EXERCISE DESCRIPTION -
Print the data exactly as written, line for line, and leave its pictures behind.
------ GIVEN RECORDS
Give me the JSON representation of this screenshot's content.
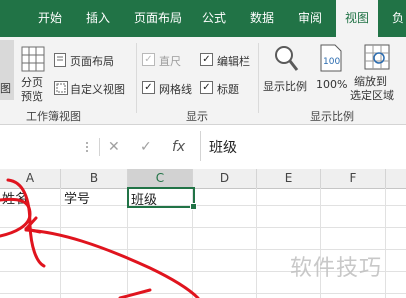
{
  "tabs": [
    "开始",
    "插入",
    "页面布局",
    "公式",
    "数据",
    "审阅",
    "视图",
    "负"
  ],
  "active_tab": "视图",
  "ribbon": {
    "workbook_views": {
      "btn_partial": "图",
      "page_break_preview": [
        "分页",
        "预览"
      ],
      "page_layout": "页面布局",
      "custom_views": "自定义视图",
      "group_label": "工作簿视图"
    },
    "show": {
      "ruler": "直尺",
      "formula_bar": "编辑栏",
      "gridlines": "网格线",
      "headings": "标题",
      "group_label": "显示"
    },
    "zoom": {
      "zoom": "显示比例",
      "zoom_100": "100%",
      "zoom_to_selection": [
        "缩放到",
        "选定区域"
      ],
      "group_label": "显示比例"
    }
  },
  "formula_bar": {
    "cancel": "✕",
    "enter": "✓",
    "fx": "fx",
    "value": "班级"
  },
  "grid": {
    "columns": [
      "A",
      "B",
      "C",
      "D",
      "E",
      "F"
    ],
    "selected_column": "C",
    "row1": [
      "姓名",
      "学号",
      "班级"
    ]
  },
  "watermark": "软件技巧",
  "colors": {
    "accent": "#217346",
    "annotation": "#e0141e"
  }
}
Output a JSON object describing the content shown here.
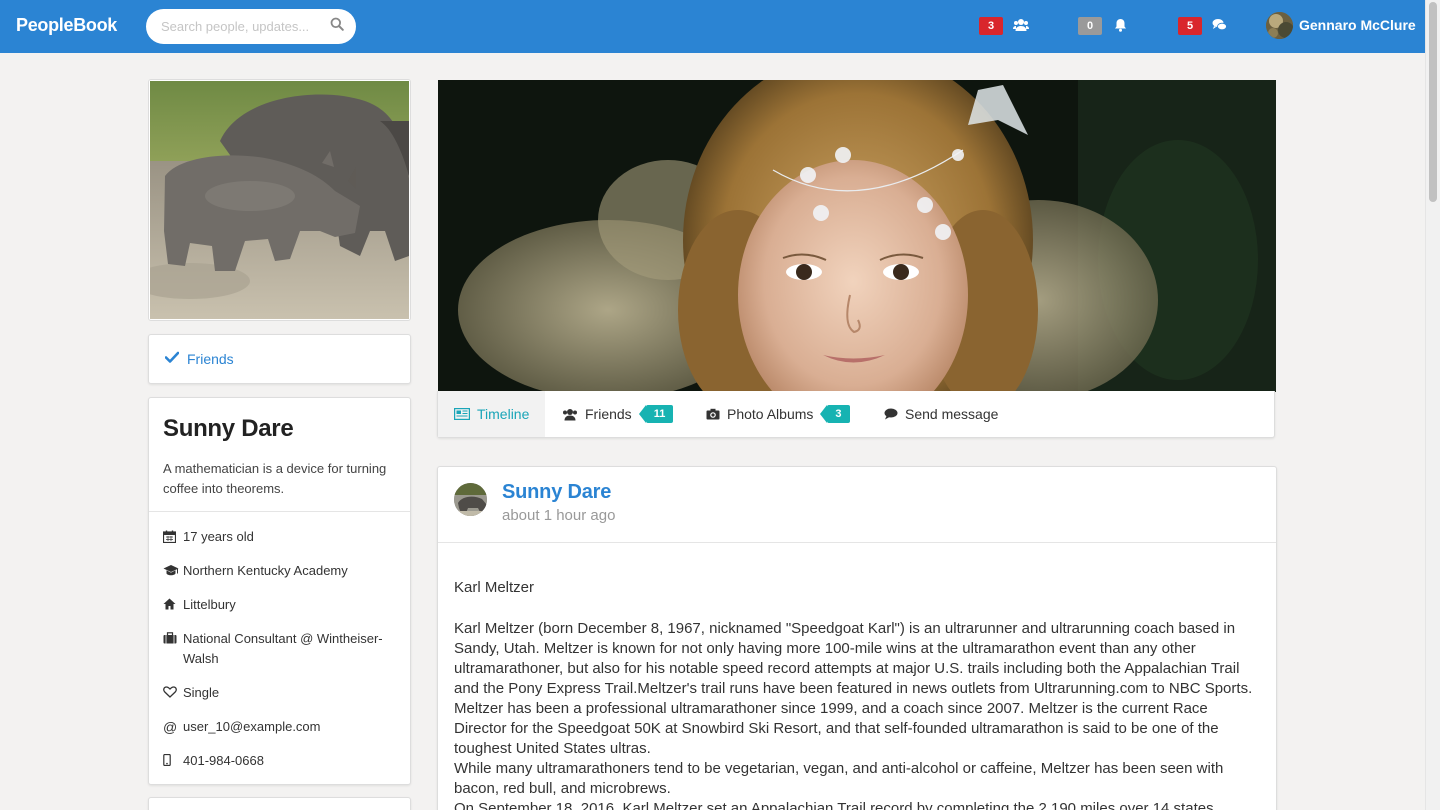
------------
TASK RESPONSE -
Give me the JSON representation of this screenshot's content.
{
  "tabs": [
    "开始",
    "插入",
    "页面布局",
    "公式",
    "数据",
    "审阅",
    "视图",
    "负"
  ],
  "active_tab": "视图",
  "ribbon": {
    "workbook_views": {
      "btn_partial": "图",
      "page_break_preview": [
        "分页",
        "预览"
      ],
      "page_layout": "页面布局",
      "custom_views": "自定义视图",
      "group_label": "工作簿视图"
    },
    "show": {
      "ruler": "直尺",
      "formula_bar": "编辑栏",
      "gridlines": "网格线",
      "headings": "标题",
      "group_label": "显示"
    },
    "zoom": {
      "zoom": "显示比例",
      "zoom_100": "100%",
      "zoom_to_selection": [
        "缩放到",
        "选定区域"
      ],
      "group_label": "显示比例"
    }
  },
  "formula_bar": {
    "cancel": "✕",
    "enter": "✓",
    "fx": "fx",
    "value": "班级"
  },
  "grid": {
    "columns": [
      "A",
      "B",
      "C",
      "D",
      "E",
      "F"
    ],
    "selected_column": "C",
    "row1": [
      "姓名",
      "学号",
      "班级"
    ]
  },
  "watermark": "软件技巧",
  "colors": {
    "accent": "#217346",
    "annotation": "#e0141e"
  }
}
Output a JSON object describing the content shown here.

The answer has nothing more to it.